Task to complete — An exact copy of the data is required, with no pictures in it.

Extracted records —
○ ○ ○ ○ ○ ○ ○
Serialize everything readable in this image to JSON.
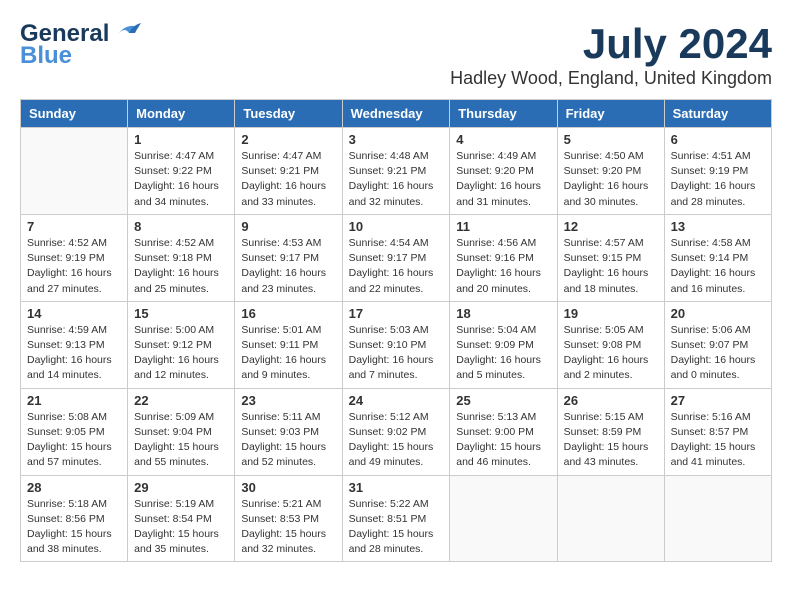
{
  "header": {
    "logo_general": "General",
    "logo_blue": "Blue",
    "month_year": "July 2024",
    "location": "Hadley Wood, England, United Kingdom"
  },
  "weekdays": [
    "Sunday",
    "Monday",
    "Tuesday",
    "Wednesday",
    "Thursday",
    "Friday",
    "Saturday"
  ],
  "weeks": [
    [
      {
        "day": "",
        "info": ""
      },
      {
        "day": "1",
        "info": "Sunrise: 4:47 AM\nSunset: 9:22 PM\nDaylight: 16 hours\nand 34 minutes."
      },
      {
        "day": "2",
        "info": "Sunrise: 4:47 AM\nSunset: 9:21 PM\nDaylight: 16 hours\nand 33 minutes."
      },
      {
        "day": "3",
        "info": "Sunrise: 4:48 AM\nSunset: 9:21 PM\nDaylight: 16 hours\nand 32 minutes."
      },
      {
        "day": "4",
        "info": "Sunrise: 4:49 AM\nSunset: 9:20 PM\nDaylight: 16 hours\nand 31 minutes."
      },
      {
        "day": "5",
        "info": "Sunrise: 4:50 AM\nSunset: 9:20 PM\nDaylight: 16 hours\nand 30 minutes."
      },
      {
        "day": "6",
        "info": "Sunrise: 4:51 AM\nSunset: 9:19 PM\nDaylight: 16 hours\nand 28 minutes."
      }
    ],
    [
      {
        "day": "7",
        "info": "Sunrise: 4:52 AM\nSunset: 9:19 PM\nDaylight: 16 hours\nand 27 minutes."
      },
      {
        "day": "8",
        "info": "Sunrise: 4:52 AM\nSunset: 9:18 PM\nDaylight: 16 hours\nand 25 minutes."
      },
      {
        "day": "9",
        "info": "Sunrise: 4:53 AM\nSunset: 9:17 PM\nDaylight: 16 hours\nand 23 minutes."
      },
      {
        "day": "10",
        "info": "Sunrise: 4:54 AM\nSunset: 9:17 PM\nDaylight: 16 hours\nand 22 minutes."
      },
      {
        "day": "11",
        "info": "Sunrise: 4:56 AM\nSunset: 9:16 PM\nDaylight: 16 hours\nand 20 minutes."
      },
      {
        "day": "12",
        "info": "Sunrise: 4:57 AM\nSunset: 9:15 PM\nDaylight: 16 hours\nand 18 minutes."
      },
      {
        "day": "13",
        "info": "Sunrise: 4:58 AM\nSunset: 9:14 PM\nDaylight: 16 hours\nand 16 minutes."
      }
    ],
    [
      {
        "day": "14",
        "info": "Sunrise: 4:59 AM\nSunset: 9:13 PM\nDaylight: 16 hours\nand 14 minutes."
      },
      {
        "day": "15",
        "info": "Sunrise: 5:00 AM\nSunset: 9:12 PM\nDaylight: 16 hours\nand 12 minutes."
      },
      {
        "day": "16",
        "info": "Sunrise: 5:01 AM\nSunset: 9:11 PM\nDaylight: 16 hours\nand 9 minutes."
      },
      {
        "day": "17",
        "info": "Sunrise: 5:03 AM\nSunset: 9:10 PM\nDaylight: 16 hours\nand 7 minutes."
      },
      {
        "day": "18",
        "info": "Sunrise: 5:04 AM\nSunset: 9:09 PM\nDaylight: 16 hours\nand 5 minutes."
      },
      {
        "day": "19",
        "info": "Sunrise: 5:05 AM\nSunset: 9:08 PM\nDaylight: 16 hours\nand 2 minutes."
      },
      {
        "day": "20",
        "info": "Sunrise: 5:06 AM\nSunset: 9:07 PM\nDaylight: 16 hours\nand 0 minutes."
      }
    ],
    [
      {
        "day": "21",
        "info": "Sunrise: 5:08 AM\nSunset: 9:05 PM\nDaylight: 15 hours\nand 57 minutes."
      },
      {
        "day": "22",
        "info": "Sunrise: 5:09 AM\nSunset: 9:04 PM\nDaylight: 15 hours\nand 55 minutes."
      },
      {
        "day": "23",
        "info": "Sunrise: 5:11 AM\nSunset: 9:03 PM\nDaylight: 15 hours\nand 52 minutes."
      },
      {
        "day": "24",
        "info": "Sunrise: 5:12 AM\nSunset: 9:02 PM\nDaylight: 15 hours\nand 49 minutes."
      },
      {
        "day": "25",
        "info": "Sunrise: 5:13 AM\nSunset: 9:00 PM\nDaylight: 15 hours\nand 46 minutes."
      },
      {
        "day": "26",
        "info": "Sunrise: 5:15 AM\nSunset: 8:59 PM\nDaylight: 15 hours\nand 43 minutes."
      },
      {
        "day": "27",
        "info": "Sunrise: 5:16 AM\nSunset: 8:57 PM\nDaylight: 15 hours\nand 41 minutes."
      }
    ],
    [
      {
        "day": "28",
        "info": "Sunrise: 5:18 AM\nSunset: 8:56 PM\nDaylight: 15 hours\nand 38 minutes."
      },
      {
        "day": "29",
        "info": "Sunrise: 5:19 AM\nSunset: 8:54 PM\nDaylight: 15 hours\nand 35 minutes."
      },
      {
        "day": "30",
        "info": "Sunrise: 5:21 AM\nSunset: 8:53 PM\nDaylight: 15 hours\nand 32 minutes."
      },
      {
        "day": "31",
        "info": "Sunrise: 5:22 AM\nSunset: 8:51 PM\nDaylight: 15 hours\nand 28 minutes."
      },
      {
        "day": "",
        "info": ""
      },
      {
        "day": "",
        "info": ""
      },
      {
        "day": "",
        "info": ""
      }
    ]
  ]
}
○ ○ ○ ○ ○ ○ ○
Solution for this exercise —
Serialize everything readable in this image to JSON.
{
  "header": {
    "logo_general": "General",
    "logo_blue": "Blue",
    "month_year": "July 2024",
    "location": "Hadley Wood, England, United Kingdom"
  },
  "weekdays": [
    "Sunday",
    "Monday",
    "Tuesday",
    "Wednesday",
    "Thursday",
    "Friday",
    "Saturday"
  ],
  "weeks": [
    [
      {
        "day": "",
        "info": ""
      },
      {
        "day": "1",
        "info": "Sunrise: 4:47 AM\nSunset: 9:22 PM\nDaylight: 16 hours\nand 34 minutes."
      },
      {
        "day": "2",
        "info": "Sunrise: 4:47 AM\nSunset: 9:21 PM\nDaylight: 16 hours\nand 33 minutes."
      },
      {
        "day": "3",
        "info": "Sunrise: 4:48 AM\nSunset: 9:21 PM\nDaylight: 16 hours\nand 32 minutes."
      },
      {
        "day": "4",
        "info": "Sunrise: 4:49 AM\nSunset: 9:20 PM\nDaylight: 16 hours\nand 31 minutes."
      },
      {
        "day": "5",
        "info": "Sunrise: 4:50 AM\nSunset: 9:20 PM\nDaylight: 16 hours\nand 30 minutes."
      },
      {
        "day": "6",
        "info": "Sunrise: 4:51 AM\nSunset: 9:19 PM\nDaylight: 16 hours\nand 28 minutes."
      }
    ],
    [
      {
        "day": "7",
        "info": "Sunrise: 4:52 AM\nSunset: 9:19 PM\nDaylight: 16 hours\nand 27 minutes."
      },
      {
        "day": "8",
        "info": "Sunrise: 4:52 AM\nSunset: 9:18 PM\nDaylight: 16 hours\nand 25 minutes."
      },
      {
        "day": "9",
        "info": "Sunrise: 4:53 AM\nSunset: 9:17 PM\nDaylight: 16 hours\nand 23 minutes."
      },
      {
        "day": "10",
        "info": "Sunrise: 4:54 AM\nSunset: 9:17 PM\nDaylight: 16 hours\nand 22 minutes."
      },
      {
        "day": "11",
        "info": "Sunrise: 4:56 AM\nSunset: 9:16 PM\nDaylight: 16 hours\nand 20 minutes."
      },
      {
        "day": "12",
        "info": "Sunrise: 4:57 AM\nSunset: 9:15 PM\nDaylight: 16 hours\nand 18 minutes."
      },
      {
        "day": "13",
        "info": "Sunrise: 4:58 AM\nSunset: 9:14 PM\nDaylight: 16 hours\nand 16 minutes."
      }
    ],
    [
      {
        "day": "14",
        "info": "Sunrise: 4:59 AM\nSunset: 9:13 PM\nDaylight: 16 hours\nand 14 minutes."
      },
      {
        "day": "15",
        "info": "Sunrise: 5:00 AM\nSunset: 9:12 PM\nDaylight: 16 hours\nand 12 minutes."
      },
      {
        "day": "16",
        "info": "Sunrise: 5:01 AM\nSunset: 9:11 PM\nDaylight: 16 hours\nand 9 minutes."
      },
      {
        "day": "17",
        "info": "Sunrise: 5:03 AM\nSunset: 9:10 PM\nDaylight: 16 hours\nand 7 minutes."
      },
      {
        "day": "18",
        "info": "Sunrise: 5:04 AM\nSunset: 9:09 PM\nDaylight: 16 hours\nand 5 minutes."
      },
      {
        "day": "19",
        "info": "Sunrise: 5:05 AM\nSunset: 9:08 PM\nDaylight: 16 hours\nand 2 minutes."
      },
      {
        "day": "20",
        "info": "Sunrise: 5:06 AM\nSunset: 9:07 PM\nDaylight: 16 hours\nand 0 minutes."
      }
    ],
    [
      {
        "day": "21",
        "info": "Sunrise: 5:08 AM\nSunset: 9:05 PM\nDaylight: 15 hours\nand 57 minutes."
      },
      {
        "day": "22",
        "info": "Sunrise: 5:09 AM\nSunset: 9:04 PM\nDaylight: 15 hours\nand 55 minutes."
      },
      {
        "day": "23",
        "info": "Sunrise: 5:11 AM\nSunset: 9:03 PM\nDaylight: 15 hours\nand 52 minutes."
      },
      {
        "day": "24",
        "info": "Sunrise: 5:12 AM\nSunset: 9:02 PM\nDaylight: 15 hours\nand 49 minutes."
      },
      {
        "day": "25",
        "info": "Sunrise: 5:13 AM\nSunset: 9:00 PM\nDaylight: 15 hours\nand 46 minutes."
      },
      {
        "day": "26",
        "info": "Sunrise: 5:15 AM\nSunset: 8:59 PM\nDaylight: 15 hours\nand 43 minutes."
      },
      {
        "day": "27",
        "info": "Sunrise: 5:16 AM\nSunset: 8:57 PM\nDaylight: 15 hours\nand 41 minutes."
      }
    ],
    [
      {
        "day": "28",
        "info": "Sunrise: 5:18 AM\nSunset: 8:56 PM\nDaylight: 15 hours\nand 38 minutes."
      },
      {
        "day": "29",
        "info": "Sunrise: 5:19 AM\nSunset: 8:54 PM\nDaylight: 15 hours\nand 35 minutes."
      },
      {
        "day": "30",
        "info": "Sunrise: 5:21 AM\nSunset: 8:53 PM\nDaylight: 15 hours\nand 32 minutes."
      },
      {
        "day": "31",
        "info": "Sunrise: 5:22 AM\nSunset: 8:51 PM\nDaylight: 15 hours\nand 28 minutes."
      },
      {
        "day": "",
        "info": ""
      },
      {
        "day": "",
        "info": ""
      },
      {
        "day": "",
        "info": ""
      }
    ]
  ]
}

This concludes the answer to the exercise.